Assigned task |
Go through the records below and return each line that has "JSON" in it.

Exercise data |
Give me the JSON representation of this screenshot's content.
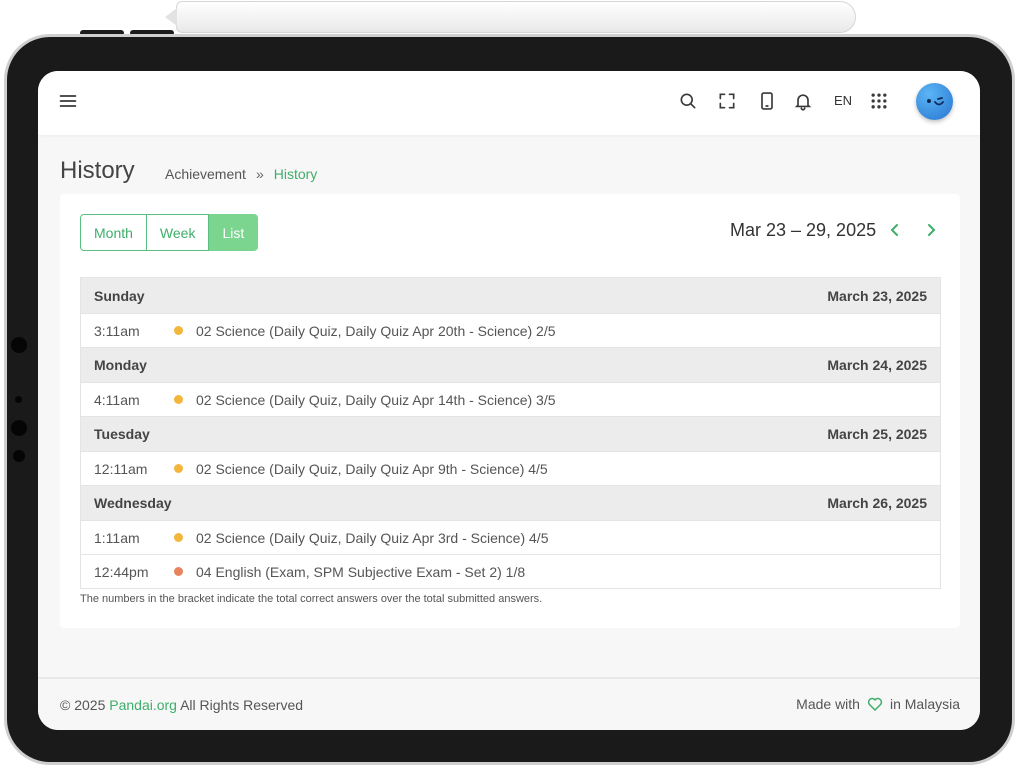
{
  "topbar": {
    "lang": "EN"
  },
  "page": {
    "title": "History",
    "breadcrumb": {
      "parent": "Achievement",
      "separator": "»",
      "current": "History"
    }
  },
  "calendar": {
    "views": [
      "Month",
      "Week",
      "List"
    ],
    "active_view": "List",
    "range": "Mar 23 – 29, 2025",
    "days": [
      {
        "day": "Sunday",
        "date": "March 23, 2025",
        "events": [
          {
            "time": "3:11am",
            "title": "02 Science (Daily Quiz, Daily Quiz Apr 20th - Science) 2/5",
            "color": "#f3b63c"
          }
        ]
      },
      {
        "day": "Monday",
        "date": "March 24, 2025",
        "events": [
          {
            "time": "4:11am",
            "title": "02 Science (Daily Quiz, Daily Quiz Apr 14th - Science) 3/5",
            "color": "#f3b63c"
          }
        ]
      },
      {
        "day": "Tuesday",
        "date": "March 25, 2025",
        "events": [
          {
            "time": "12:11am",
            "title": "02 Science (Daily Quiz, Daily Quiz Apr 9th - Science) 4/5",
            "color": "#f3b63c"
          }
        ]
      },
      {
        "day": "Wednesday",
        "date": "March 26, 2025",
        "events": [
          {
            "time": "1:11am",
            "title": "02 Science (Daily Quiz, Daily Quiz Apr 3rd - Science) 4/5",
            "color": "#f3b63c"
          },
          {
            "time": "12:44pm",
            "title": "04 English (Exam, SPM Subjective Exam - Set 2) 1/8",
            "color": "#e8845c"
          }
        ]
      }
    ],
    "footnote": "The numbers in the bracket indicate the total correct answers over the total submitted answers."
  },
  "footer": {
    "copyright_prefix": "© 2025 ",
    "brand": "Pandai.org",
    "copyright_suffix": " All Rights Reserved",
    "made_with": "Made with",
    "in_country": "in Malaysia"
  },
  "colors": {
    "accent": "#3fae6a",
    "active_view": "#7bd58f"
  }
}
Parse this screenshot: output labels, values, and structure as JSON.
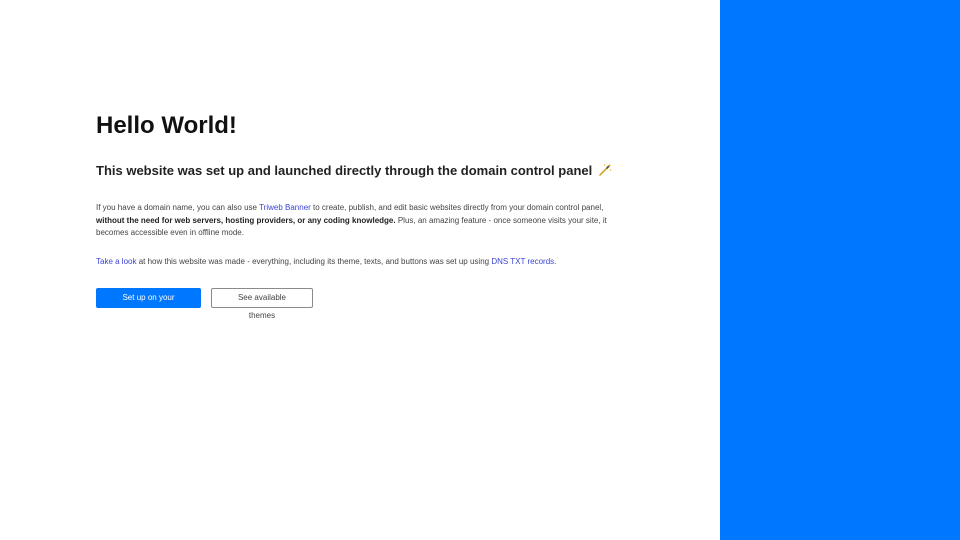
{
  "colors": {
    "accent": "#0077FF",
    "link": "#3b45d6"
  },
  "hero": {
    "title": "Hello World!",
    "subtitle": "This website was set up and launched directly through the domain control panel",
    "subtitle_icon": "magic-wand-icon"
  },
  "intro": {
    "text_before_link": "If you have a domain name, you can also use ",
    "link_label": "Triweb Banner",
    "text_after_link": " to create, publish, and edit basic websites directly from your domain control panel, ",
    "bold_text": "without the need for web servers, hosting providers, or any coding knowledge.",
    "text_end": " Plus, an amazing feature - once someone visits your site, it becomes accessible even in offline mode."
  },
  "details": {
    "link_label": "Take a look",
    "middle_text": " at how this website was made - everything, including its theme, texts, and buttons was set up using ",
    "dns_link_label": "DNS TXT records",
    "end_text": "."
  },
  "actions": {
    "primary_label": "Set up on your domain",
    "secondary_label": "See available themes"
  }
}
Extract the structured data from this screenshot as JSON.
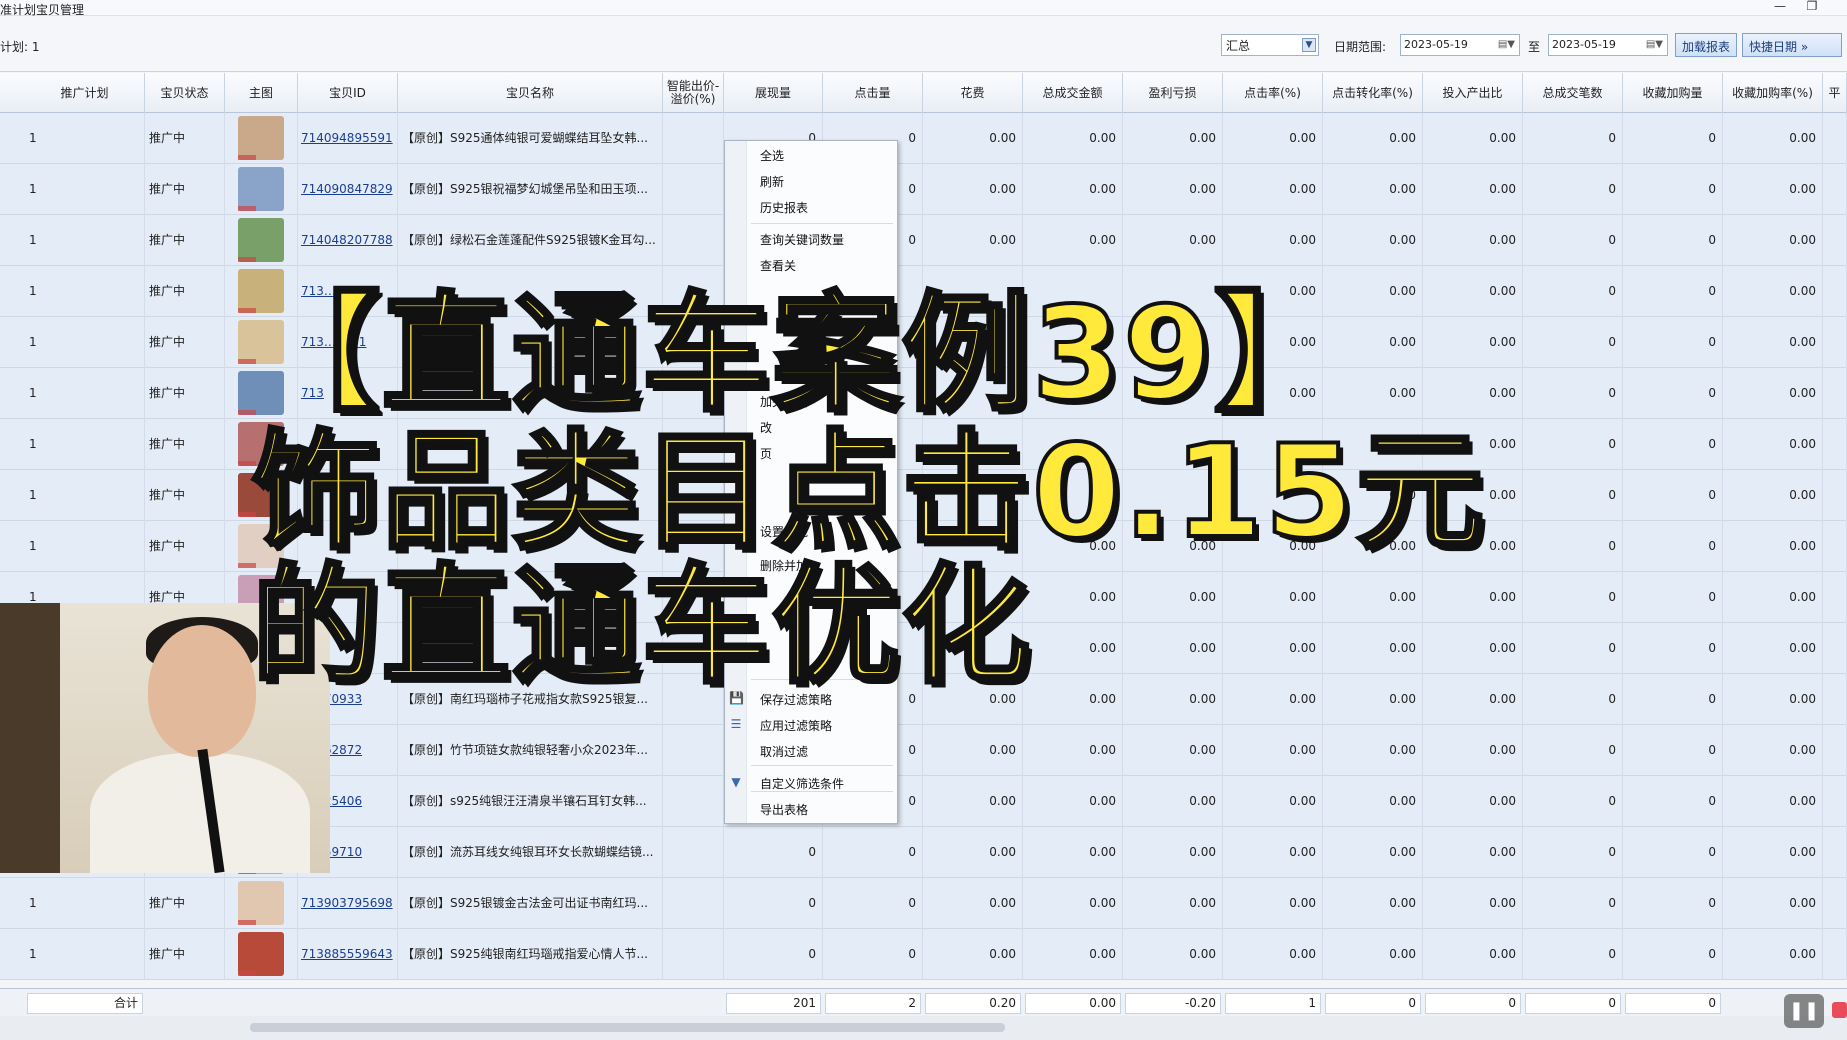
{
  "window": {
    "title": "推广计划宝贝管理",
    "title_prefix": "准计划宝贝管理"
  },
  "toolbar": {
    "plan_count": "计划: 1",
    "period_value": "汇总",
    "date_range_label": "日期范围:",
    "date_from": "2023-05-19",
    "to_label": "至",
    "date_to": "2023-05-19",
    "load_report_label": "加载报表",
    "quick_date_label": "快捷日期"
  },
  "table": {
    "columns": [
      "推广计划",
      "宝贝状态",
      "主图",
      "宝贝ID",
      "宝贝名称",
      "智能出价-\n溢价(%)",
      "展现量",
      "点击量",
      "花费",
      "总成交金额",
      "盈利亏损",
      "点击率(%)",
      "点击转化率(%)",
      "投入产出比",
      "总成交笔数",
      "收藏加购量",
      "收藏加购率(%)",
      "平"
    ],
    "rows": [
      {
        "plan": "1",
        "status": "推广中",
        "id": "714094895591",
        "name": "【原创】S925通体纯银可爱蝴蝶结耳坠女韩...",
        "impressions": "0",
        "clicks": "0",
        "cost": "0.00",
        "gmv": "0.00",
        "profit": "0.00",
        "ctr": "0.00",
        "cvr": "0.00",
        "roi": "0.00",
        "orders": "0",
        "fav": "0",
        "favrate": "0.00"
      },
      {
        "plan": "1",
        "status": "推广中",
        "id": "714090847829",
        "name": "【原创】S925银祝福梦幻城堡吊坠和田玉项...",
        "impressions": "",
        "clicks": "0",
        "cost": "0.00",
        "gmv": "0.00",
        "profit": "0.00",
        "ctr": "0.00",
        "cvr": "0.00",
        "roi": "0.00",
        "orders": "0",
        "fav": "0",
        "favrate": "0.00"
      },
      {
        "plan": "1",
        "status": "推广中",
        "id": "714048207788",
        "name": "【原创】绿松石金莲蓬配件S925银镀K金耳勾...",
        "impressions": "",
        "clicks": "0",
        "cost": "0.00",
        "gmv": "0.00",
        "profit": "0.00",
        "ctr": "0.00",
        "cvr": "0.00",
        "roi": "0.00",
        "orders": "0",
        "fav": "0",
        "favrate": "0.00"
      },
      {
        "plan": "1",
        "status": "推广中",
        "id": "713…440",
        "name": "",
        "impressions": "",
        "clicks": "",
        "cost": "",
        "gmv": "",
        "profit": "",
        "ctr": "0.00",
        "cvr": "0.00",
        "roi": "0.00",
        "orders": "0",
        "fav": "0",
        "favrate": "0.00"
      },
      {
        "plan": "1",
        "status": "推广中",
        "id": "713…7431",
        "name": "",
        "impressions": "",
        "clicks": "",
        "cost": "",
        "gmv": "",
        "profit": "",
        "ctr": "0.00",
        "cvr": "0.00",
        "roi": "0.00",
        "orders": "0",
        "fav": "0",
        "favrate": "0.00"
      },
      {
        "plan": "1",
        "status": "推广中",
        "id": "713",
        "name": "",
        "impressions": "",
        "clicks": "",
        "cost": "",
        "gmv": "",
        "profit": "",
        "ctr": "0.00",
        "cvr": "0.00",
        "roi": "0.00",
        "orders": "0",
        "fav": "0",
        "favrate": "0.00"
      },
      {
        "plan": "1",
        "status": "推广中",
        "id": "",
        "name": "",
        "impressions": "",
        "clicks": "",
        "cost": "",
        "gmv": "",
        "profit": "",
        "ctr": "",
        "cvr": "0.00",
        "roi": "0.00",
        "orders": "0",
        "fav": "0",
        "favrate": "0.00"
      },
      {
        "plan": "1",
        "status": "推广中",
        "id": "",
        "name": "",
        "impressions": "",
        "clicks": "",
        "cost": "",
        "gmv": "",
        "profit": "",
        "ctr": "",
        "cvr": "0.00",
        "roi": "0.00",
        "orders": "0",
        "fav": "0",
        "favrate": "0.00"
      },
      {
        "plan": "1",
        "status": "推广中",
        "id": "",
        "name": "",
        "impressions": "",
        "clicks": "",
        "cost": "",
        "gmv": "0.00",
        "profit": "0.00",
        "ctr": "0.00",
        "cvr": "0.00",
        "roi": "0.00",
        "orders": "0",
        "fav": "0",
        "favrate": "0.00"
      },
      {
        "plan": "1",
        "status": "推广中",
        "id": "",
        "name": "",
        "impressions": "",
        "clicks": "",
        "cost": "",
        "gmv": "0.00",
        "profit": "0.00",
        "ctr": "0.00",
        "cvr": "0.00",
        "roi": "0.00",
        "orders": "0",
        "fav": "0",
        "favrate": "0.00"
      },
      {
        "plan": "",
        "status": "",
        "id": "",
        "name": "",
        "impressions": "",
        "clicks": "",
        "cost": "",
        "gmv": "0.00",
        "profit": "0.00",
        "ctr": "0.00",
        "cvr": "0.00",
        "roi": "0.00",
        "orders": "0",
        "fav": "0",
        "favrate": "0.00"
      },
      {
        "plan": "",
        "status": "",
        "id": "04870933",
        "name": "【原创】南红玛瑙柿子花戒指女款S925银复...",
        "impressions": "",
        "clicks": "0",
        "cost": "0.00",
        "gmv": "0.00",
        "profit": "0.00",
        "ctr": "0.00",
        "cvr": "0.00",
        "roi": "0.00",
        "orders": "0",
        "fav": "0",
        "favrate": "0.00"
      },
      {
        "plan": "",
        "status": "",
        "id": "91162872",
        "name": "【原创】竹节项链女款纯银轻奢小众2023年...",
        "impressions": "",
        "clicks": "0",
        "cost": "0.00",
        "gmv": "0.00",
        "profit": "0.00",
        "ctr": "0.00",
        "cvr": "0.00",
        "roi": "0.00",
        "orders": "0",
        "fav": "0",
        "favrate": "0.00"
      },
      {
        "plan": "",
        "status": "",
        "id": "91525406",
        "name": "【原创】s925纯银汪汪清泉半镶石耳钉女韩...",
        "impressions": "",
        "clicks": "0",
        "cost": "0.00",
        "gmv": "0.00",
        "profit": "0.00",
        "ctr": "0.00",
        "cvr": "0.00",
        "roi": "0.00",
        "orders": "0",
        "fav": "0",
        "favrate": "0.00"
      },
      {
        "plan": "",
        "status": "",
        "id": "23759710",
        "name": "【原创】流苏耳线女纯银耳环女长款蝴蝶结镜...",
        "impressions": "0",
        "clicks": "0",
        "cost": "0.00",
        "gmv": "0.00",
        "profit": "0.00",
        "ctr": "0.00",
        "cvr": "0.00",
        "roi": "0.00",
        "orders": "0",
        "fav": "0",
        "favrate": "0.00"
      },
      {
        "plan": "1",
        "status": "推广中",
        "id": "713903795698",
        "name": "【原创】S925银镀金古法金可出证书南红玛...",
        "impressions": "0",
        "clicks": "0",
        "cost": "0.00",
        "gmv": "0.00",
        "profit": "0.00",
        "ctr": "0.00",
        "cvr": "0.00",
        "roi": "0.00",
        "orders": "0",
        "fav": "0",
        "favrate": "0.00"
      },
      {
        "plan": "1",
        "status": "推广中",
        "id": "713885559643",
        "name": "【原创】S925纯银南红玛瑙戒指爱心情人节...",
        "impressions": "0",
        "clicks": "0",
        "cost": "0.00",
        "gmv": "0.00",
        "profit": "0.00",
        "ctr": "0.00",
        "cvr": "0.00",
        "roi": "0.00",
        "orders": "0",
        "fav": "0",
        "favrate": "0.00"
      }
    ],
    "totals": {
      "label": "合计",
      "impressions": "201",
      "clicks": "2",
      "cost": "0.20",
      "gmv": "0.00",
      "profit": "-0.20",
      "ctr": "1",
      "cvr": "0",
      "roi": "0",
      "orders": "0",
      "fav": "0"
    }
  },
  "context_menu": {
    "items": [
      "全选",
      "刷新",
      "历史报表",
      "查询关键词数量",
      "查看关",
      "加关键词",
      "改",
      "页",
      "",
      "设置智能",
      "删除并加",
      "保存过滤策略",
      "应用过滤策略",
      "取消过滤",
      "自定义筛选条件",
      "导出表格"
    ]
  },
  "overlay": {
    "line1": "【直通车案例39】",
    "line2": "饰品类目点击0.15元",
    "line3": "的直通车优化"
  },
  "colors": {
    "headline_fill": "#ffe93a",
    "headline_stroke": "#111111",
    "row_bg": "#e4ecf7",
    "link": "#1b3f8f"
  }
}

Your solution |
Give me the JSON representation of this screenshot's content.
Parse this screenshot: output labels, values, and structure as JSON.
Extract the structured data from this screenshot as JSON.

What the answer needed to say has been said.